If a tiny glioblastoma multiforme is spotted incidentally on a head CT for a different reason, could the patient be cured?

After all, average life expectancy following a GBM diagnosis is 14-16 months.

By the time a GBM is discovered via a head scan for symptoms suspicious for a brain tumor, the cancer is far from tiny.

A GBM is an incurable cancer, even though there are patients who survive several years after diagnosis. 

“Although the average life expectancy after GBM diagnosis is 14-16 months, less than 1% of patients live 10 years,” says Jonathan Stegall, MD, an integrative oncologist and medical director for The Center for Advanced Medicine, an adult cancer treatment center in Alpharetta, GA.

“I have a patient who was diagnosed with GBM over six years ago and is doing great,” continues Dr. Stegall.

“He is my longest surviving GBM patient so far.”

Dr. Stegall notes the case of a woman, Carmen Rice, who as of 2023 has survived 17 years following her diagnosis of this merciless brain tumor.

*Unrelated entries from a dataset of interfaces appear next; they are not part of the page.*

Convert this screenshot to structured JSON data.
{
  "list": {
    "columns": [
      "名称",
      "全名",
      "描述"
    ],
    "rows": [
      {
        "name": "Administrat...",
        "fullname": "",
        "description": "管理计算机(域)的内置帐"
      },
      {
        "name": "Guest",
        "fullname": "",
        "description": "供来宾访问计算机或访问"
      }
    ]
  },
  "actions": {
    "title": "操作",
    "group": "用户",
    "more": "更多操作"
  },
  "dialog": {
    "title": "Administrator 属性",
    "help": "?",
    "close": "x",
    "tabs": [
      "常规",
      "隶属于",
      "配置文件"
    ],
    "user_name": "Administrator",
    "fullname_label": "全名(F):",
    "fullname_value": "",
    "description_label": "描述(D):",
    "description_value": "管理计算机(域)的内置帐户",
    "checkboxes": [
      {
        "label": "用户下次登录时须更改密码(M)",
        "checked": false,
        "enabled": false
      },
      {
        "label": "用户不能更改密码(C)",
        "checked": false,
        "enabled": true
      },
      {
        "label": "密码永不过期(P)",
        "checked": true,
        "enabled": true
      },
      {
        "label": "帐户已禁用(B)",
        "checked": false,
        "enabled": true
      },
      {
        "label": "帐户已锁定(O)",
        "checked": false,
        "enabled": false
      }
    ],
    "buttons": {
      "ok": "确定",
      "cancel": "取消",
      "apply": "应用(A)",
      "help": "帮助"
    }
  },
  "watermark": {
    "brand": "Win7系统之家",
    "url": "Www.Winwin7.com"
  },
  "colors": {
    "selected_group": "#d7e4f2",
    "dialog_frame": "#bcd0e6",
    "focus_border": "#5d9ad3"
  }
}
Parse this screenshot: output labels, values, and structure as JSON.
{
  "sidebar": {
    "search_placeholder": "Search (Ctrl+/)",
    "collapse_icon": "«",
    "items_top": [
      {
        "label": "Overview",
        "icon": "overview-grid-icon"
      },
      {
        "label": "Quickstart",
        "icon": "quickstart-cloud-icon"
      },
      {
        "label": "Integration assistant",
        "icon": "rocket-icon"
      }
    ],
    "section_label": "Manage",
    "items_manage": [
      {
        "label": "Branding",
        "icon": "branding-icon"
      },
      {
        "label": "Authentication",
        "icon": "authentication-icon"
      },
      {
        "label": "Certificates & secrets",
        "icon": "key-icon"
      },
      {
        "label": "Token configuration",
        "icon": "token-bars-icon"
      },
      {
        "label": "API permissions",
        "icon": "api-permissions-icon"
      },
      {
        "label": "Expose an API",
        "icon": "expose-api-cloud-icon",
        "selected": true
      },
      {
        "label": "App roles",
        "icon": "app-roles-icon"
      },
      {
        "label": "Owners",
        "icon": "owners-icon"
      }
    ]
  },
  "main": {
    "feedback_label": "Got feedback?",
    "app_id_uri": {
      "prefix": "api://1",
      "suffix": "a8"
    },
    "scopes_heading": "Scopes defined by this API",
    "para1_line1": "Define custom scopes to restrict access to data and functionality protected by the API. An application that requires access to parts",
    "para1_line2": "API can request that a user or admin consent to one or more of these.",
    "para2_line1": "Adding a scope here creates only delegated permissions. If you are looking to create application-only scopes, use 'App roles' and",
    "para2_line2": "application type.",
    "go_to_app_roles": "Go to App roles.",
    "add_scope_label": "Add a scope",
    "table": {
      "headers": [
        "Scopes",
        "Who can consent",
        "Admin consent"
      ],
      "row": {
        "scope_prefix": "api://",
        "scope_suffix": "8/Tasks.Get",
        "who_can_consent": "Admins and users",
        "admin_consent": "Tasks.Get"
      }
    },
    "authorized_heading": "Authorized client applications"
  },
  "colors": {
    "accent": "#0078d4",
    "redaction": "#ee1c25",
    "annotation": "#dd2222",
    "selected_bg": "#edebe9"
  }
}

Dr. Stegall also points out the case of a man, diagnosed at 47, who survived 20 years (as of 2021) without any tumor recurrence.

The study authors point out that “…the exact contribution for extended survival is still not known,” referring to not just this 20-year-case, but also cases in which people have lived 10+ years out from GBM diagnosis.

Does a very small GBM mean a longer survival time, let alone cure?

The study says that a better prognosis has been found to be associated with “patients’ characteristics,” plus “biological factors that impact tumor aggressiveness [tumor genetics], and/or factors associated with treatment.”

The paper points out that a younger age at diagnosis is “the most important factor for long survival,” and that most of these reported cases are in patients under 40.

There is no mention of small size or early detection of a GBM being predictive of longer survival.

As mentioned, glioblastoma multiforme is considered an incurable cancer.

Thus, the concept of some cases actually being cured does not exist.

“I can’t find anyone who has lived 30 years,” says Dr. Stegall.

In summary, there is no data on the correlation between small GBM’s or early diagnosis with a longer survival.

There is also no research on survival rates of glioblastoma multiformes that were discovered incidentally, when too small to cause symptoms.

An example of an incidental discovery of a GBM would be during a brain scan for head trauma sustained in a car accident.

Average Size of a GBM at Diagnosis

GBM. Credit: Hellerhoff

A report says it’s 4 cm, according to one study. Another study, says this paper, names an average size of five to 10 cm, while a very small percentage of cases involved a tumor over 10 cm.

Another report gives details on the genetics of a GBM impacting survival time.

It would seem, based on logic, that if a GBM of just 2 mm (the size of a small mole) were discovered by accident during an MRI for a suspected brain bleed from trauma, that this mole-sized tumor could be more easily eradicated via surgery, radiation and chemotherapy.

However, just because the GBM was so tiny doesn’t mean it can’t come back a few years later, resulting in death within a few years.

Related is a study of incidentally discovered GBM’s and survival time, but just because the tumor in these four patients was discovered during a head scan for an unrelated reason doesn’t mean that the masses were exceptionally small.

The study looked at only a comparison between incidentally discovered and diagnostically discovered tumors.

Survival of these patients was only marginally longer than survival in the 234 other patients whose tumors were confirmed after undergoing imaging for symptoms.


• Research is lacking in the correlation between length of survival after a GBM diagnosis and either how small it was at diagnosis or how early in growth it was.

• This brain tumor is deemed as incurable.

• Long-term survival is very uncommon, and reasons for such still remain in the theoretical realm.

• It’s not surprising, though, that younger age at diagnosis would be the strongest association for longer survival rates, since younger bodies generally respond better than do older bodies to aggressive cancer treatments.

Jonathan Stegall, MD, provides a long-awaited remedy for our cancer problem. Having a successful integrative oncology practice in Atlanta, GA, he’s seen firsthand what works and what doesn’t with cancer treatment. Dr. Stegall is the creator of the Cancer Secrets Podcast and author of “Cancer Secrets,” available on Amazon.
Lorra Garrick has been covering medical, fitness and cybersecurity topics for many years, having written thousands of articles for print magazines and websites, including as a ghostwriter. She’s also a former ACE-certified personal trainer. 


Top image: Shutterstock/Mark_Kostich